7 Tips for Living Without a Car

Written By: Jessica McMann

No car? No problem! Well, OK, not having a car in the 21st century can be a bit problematic. But then again, owning and maintaining a car is expensive and, depending on what city you live in, not always practical. It may be that you are without a car not by choice but, like a lot of people in the country, due to financial circumstances. So no car? Here are seven tips for living without a car that may make your job mobility, social life, and grocery shopping a little easier.

  1. Use public transportation:

    There are times when using public transportation, whether it’s a subway or a bus, actually makes more sense than driving, especially if your route is direct and relatively short. You’ll save money on the cost of gas and enjoy the feeling of having someone else deal with morning or evening rush hour traffic. Research all the routes that are available to you as well as special fares and monthly passes. Your city’s public transportation system may serve more locations than you had assumed.

  2. Shopping cart:

    Without a car, you’ll need to plan out your grocery shopping in advance so you don’t have to make several extra trips for food and other ingredients. Buy yourself a sturdy, folding shopping cart to transport several grocery items at a time. Don’t opt for fast food or junk food from a convenience mart. With a little pre-planning, you can shop and maintain a healthy diet even without a car.

  3. Telecommute:

    We understand that not every job allows for telecommuting and not every company is going to be sympathetic to you not owning a vehicle. However, if you are without a car and work in an office, talk to your supervisor to see if it’s possible for you to telecommute if not every day then just one or two days out of the week. More and more companies are exploring having employees telecommute, so if doing so is conducive to your work, go ahead and broach the topic.

  4. Relocate:

    Some cities are easier to get around without a car than others. The money you’ll save by not owning and having to maintain a vehicle may allow you to relocate to an area that’s closer to where you work, has better public transportation, and has businesses and services available to you that are within walking distance. Chicago, New York City, and Portland, Ore., all offer good public transportation systems, while other cities, like Madison, Wis., are small enough so that you can ride a bicycle across town.

  5. Make friends:

    If you’re a stranger in a new town, making friends without a car can be difficult. However, if you’re relatively established and know a few people you’d call friends, in a pinch, you should be able to call on one of them for a ride when you need one. Always offer to pay for gas or treat the driver to a coffee as a way of saying "thanks."

  6. ZipCar:

    Zipcar and similar services are best when you need a car for a relatively short amount of time. These programs aren’t designed to provide you with wheels for an entire weekend; for that you’ll want to rent a car. But for a quick trip to pick up a piece of furniture, being a Zipcar member can be very helpful. Bikeshare programs which allow members to borrow and return bicycles for short periods of time are growing in popularity across the country as well.

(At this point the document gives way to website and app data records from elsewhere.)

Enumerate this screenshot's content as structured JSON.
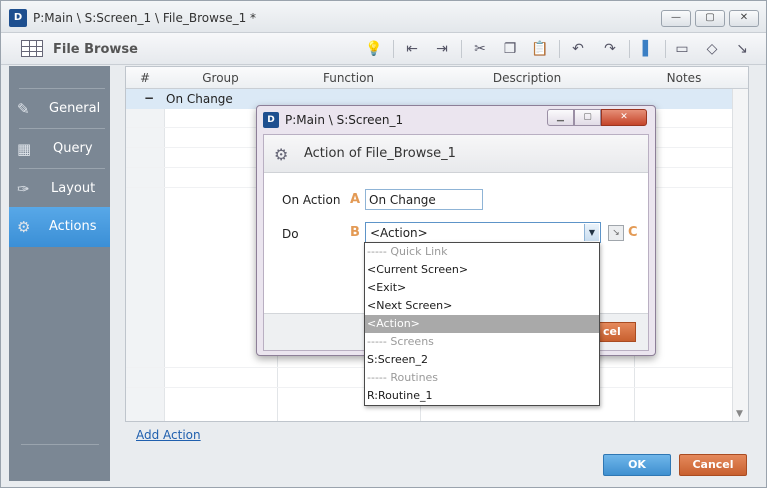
{
  "window": {
    "title": "P:Main \\ S:Screen_1 \\ File_Browse_1 *",
    "logo": "D",
    "buttons": [
      "—",
      "▢",
      "✕"
    ]
  },
  "toolbar": {
    "title": "File Browse",
    "icons": [
      "lightbulb-icon",
      "indent-left-icon",
      "indent-right-icon",
      "cut-icon",
      "copy-icon",
      "paste-icon",
      "undo-icon",
      "redo-icon",
      "comment-icon",
      "note-icon",
      "diamond-icon",
      "goto-icon"
    ],
    "glyphs": [
      "💡",
      "⇤",
      "⇥",
      "✂",
      "❐",
      "📋",
      "↶",
      "↷",
      "▌",
      "▭",
      "◇",
      "↘"
    ]
  },
  "sidebar": {
    "items": [
      {
        "label": "General",
        "icon": "✎"
      },
      {
        "label": "Query",
        "icon": "▦"
      },
      {
        "label": "Layout",
        "icon": "✑"
      },
      {
        "label": "Actions",
        "icon": "⚙"
      }
    ]
  },
  "grid": {
    "columns": [
      "#",
      "Group",
      "Function",
      "Description",
      "Notes"
    ],
    "group_row": {
      "toggle": "−",
      "label": "On Change"
    }
  },
  "footer": {
    "add_action": "Add Action",
    "ok": "OK",
    "cancel": "Cancel"
  },
  "dialog": {
    "title": "P:Main \\ S:Screen_1",
    "logo": "D",
    "header": "Action of File_Browse_1",
    "on_action_label": "On Action",
    "on_action_value": "On Change",
    "do_label": "Do",
    "do_value": "<Action>",
    "letters": {
      "a": "A",
      "b": "B",
      "c": "C"
    },
    "cancel_partial": "cel",
    "wbuttons": [
      "▁",
      "▢",
      "✕"
    ]
  },
  "dropdown": {
    "items": [
      {
        "text": "----- Quick Link",
        "type": "hdr"
      },
      {
        "text": "<Current Screen>",
        "type": "item"
      },
      {
        "text": "<Exit>",
        "type": "item"
      },
      {
        "text": "<Next Screen>",
        "type": "item"
      },
      {
        "text": "<Action>",
        "type": "sel"
      },
      {
        "text": "----- Screens",
        "type": "hdr"
      },
      {
        "text": "S:Screen_2",
        "type": "item"
      },
      {
        "text": "----- Routines",
        "type": "hdr"
      },
      {
        "text": "R:Routine_1",
        "type": "item"
      }
    ]
  }
}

  7. Save that money:

    Finally, if you’re living without a car, set aside some of that money you’re saving as a result of not paying for gas, insurance, auto loan payments, or maintenance and repairs. You might be surprised at how much money you’re saving by going car-free, which in turn may make up for some of the inconvenience.